» **EXERCISE**
Go through the records and report each line holding the string "window".
---------------
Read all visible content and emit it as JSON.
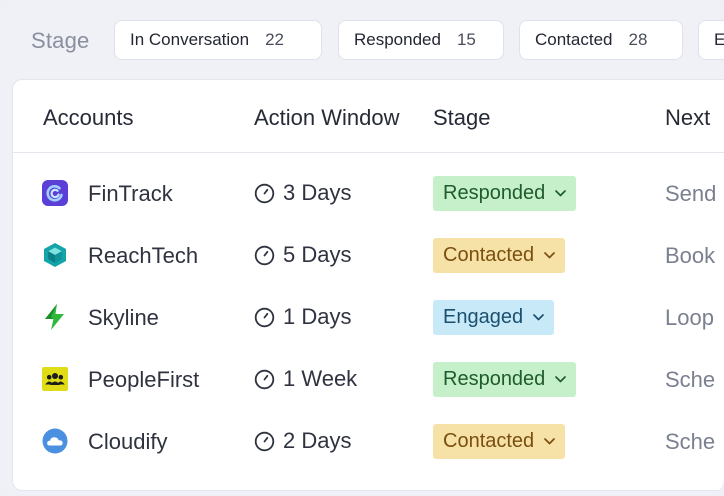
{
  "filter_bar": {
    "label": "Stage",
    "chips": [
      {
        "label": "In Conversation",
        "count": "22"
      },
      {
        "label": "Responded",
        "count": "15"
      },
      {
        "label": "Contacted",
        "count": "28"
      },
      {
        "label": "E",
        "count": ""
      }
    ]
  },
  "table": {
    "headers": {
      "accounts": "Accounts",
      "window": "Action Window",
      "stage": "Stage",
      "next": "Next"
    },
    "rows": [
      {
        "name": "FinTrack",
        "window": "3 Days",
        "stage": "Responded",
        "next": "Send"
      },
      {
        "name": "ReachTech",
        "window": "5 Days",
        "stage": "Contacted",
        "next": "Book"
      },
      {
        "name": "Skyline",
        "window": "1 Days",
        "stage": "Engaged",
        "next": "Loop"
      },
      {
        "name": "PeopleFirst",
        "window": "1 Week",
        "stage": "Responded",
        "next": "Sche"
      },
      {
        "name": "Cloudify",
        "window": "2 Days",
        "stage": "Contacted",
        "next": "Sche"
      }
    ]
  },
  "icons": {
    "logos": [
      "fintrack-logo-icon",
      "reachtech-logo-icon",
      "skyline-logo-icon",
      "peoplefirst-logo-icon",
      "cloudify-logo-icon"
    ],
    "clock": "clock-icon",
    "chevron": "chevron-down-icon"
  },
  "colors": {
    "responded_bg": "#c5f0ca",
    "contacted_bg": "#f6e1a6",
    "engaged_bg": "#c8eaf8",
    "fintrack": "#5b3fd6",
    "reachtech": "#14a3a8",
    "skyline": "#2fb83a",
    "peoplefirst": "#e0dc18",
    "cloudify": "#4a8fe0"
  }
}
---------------
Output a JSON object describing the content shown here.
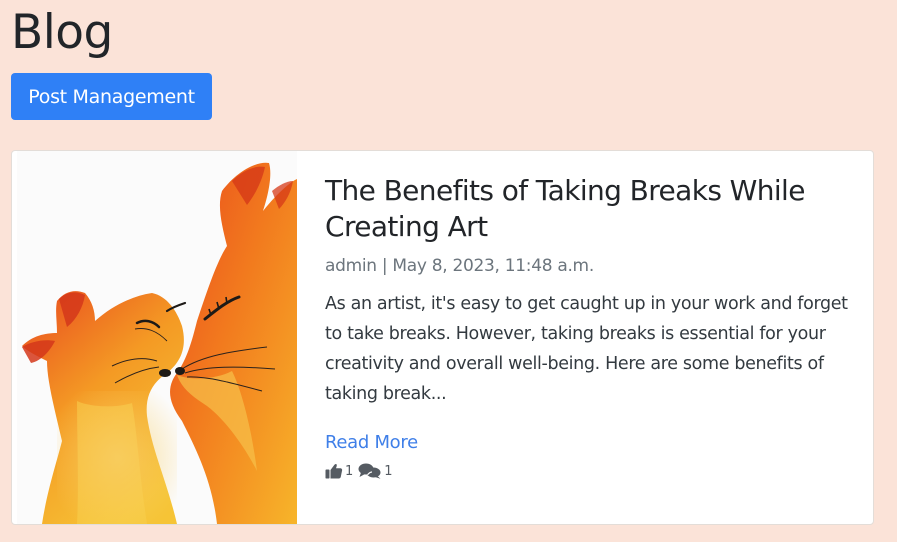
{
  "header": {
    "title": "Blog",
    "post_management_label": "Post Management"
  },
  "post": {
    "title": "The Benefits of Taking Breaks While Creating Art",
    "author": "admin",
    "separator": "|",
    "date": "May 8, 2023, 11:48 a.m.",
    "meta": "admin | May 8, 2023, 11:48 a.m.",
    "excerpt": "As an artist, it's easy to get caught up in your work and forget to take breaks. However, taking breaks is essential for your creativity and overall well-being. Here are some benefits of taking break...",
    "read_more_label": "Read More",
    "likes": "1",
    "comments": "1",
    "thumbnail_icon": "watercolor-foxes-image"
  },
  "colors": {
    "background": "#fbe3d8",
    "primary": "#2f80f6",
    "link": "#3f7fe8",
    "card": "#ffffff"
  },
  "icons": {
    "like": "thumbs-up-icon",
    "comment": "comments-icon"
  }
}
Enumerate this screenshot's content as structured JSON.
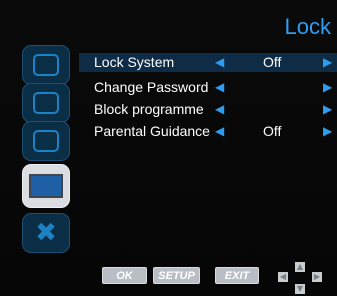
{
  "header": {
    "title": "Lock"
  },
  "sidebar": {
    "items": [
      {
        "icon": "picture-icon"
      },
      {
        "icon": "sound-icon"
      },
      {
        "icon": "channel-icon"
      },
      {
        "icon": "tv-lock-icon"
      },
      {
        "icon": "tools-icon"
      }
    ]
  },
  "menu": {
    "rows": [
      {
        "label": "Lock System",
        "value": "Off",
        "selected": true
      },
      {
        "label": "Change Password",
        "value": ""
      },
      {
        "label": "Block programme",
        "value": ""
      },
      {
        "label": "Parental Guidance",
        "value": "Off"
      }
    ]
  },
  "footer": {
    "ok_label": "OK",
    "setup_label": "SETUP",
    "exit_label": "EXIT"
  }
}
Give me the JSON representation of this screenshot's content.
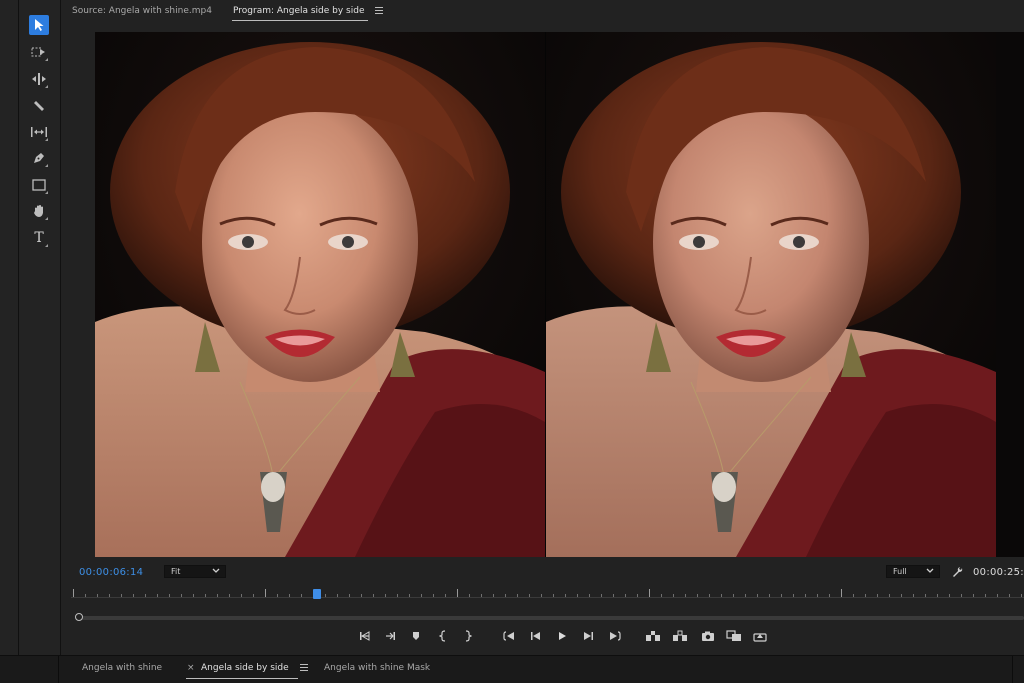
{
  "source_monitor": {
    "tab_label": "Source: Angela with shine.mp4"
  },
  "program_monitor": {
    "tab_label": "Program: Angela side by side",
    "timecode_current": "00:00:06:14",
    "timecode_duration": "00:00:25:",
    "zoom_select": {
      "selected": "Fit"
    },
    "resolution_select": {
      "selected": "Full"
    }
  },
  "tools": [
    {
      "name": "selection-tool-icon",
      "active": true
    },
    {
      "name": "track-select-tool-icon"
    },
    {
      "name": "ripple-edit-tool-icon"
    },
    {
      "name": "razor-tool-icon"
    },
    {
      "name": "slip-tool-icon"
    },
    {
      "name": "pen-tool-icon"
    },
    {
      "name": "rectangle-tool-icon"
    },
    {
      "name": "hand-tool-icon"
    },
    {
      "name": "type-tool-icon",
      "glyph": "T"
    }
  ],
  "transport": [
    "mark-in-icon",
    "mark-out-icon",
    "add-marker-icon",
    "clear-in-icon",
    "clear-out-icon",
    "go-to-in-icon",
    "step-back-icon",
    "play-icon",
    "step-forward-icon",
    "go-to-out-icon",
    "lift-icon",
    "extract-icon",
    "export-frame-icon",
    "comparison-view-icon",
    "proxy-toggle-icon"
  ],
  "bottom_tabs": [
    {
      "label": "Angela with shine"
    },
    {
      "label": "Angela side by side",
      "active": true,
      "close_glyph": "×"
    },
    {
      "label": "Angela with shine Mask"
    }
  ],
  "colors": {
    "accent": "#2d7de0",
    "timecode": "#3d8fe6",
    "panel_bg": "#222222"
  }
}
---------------
» **SOLUTION FOR THIS EXERCISE**
      "window": "Action Window",
        "window": "3 Days",
        "window": "5 Days",
        "window": "1 Days",
        "window": "1 Week",
        "window": "2 Days",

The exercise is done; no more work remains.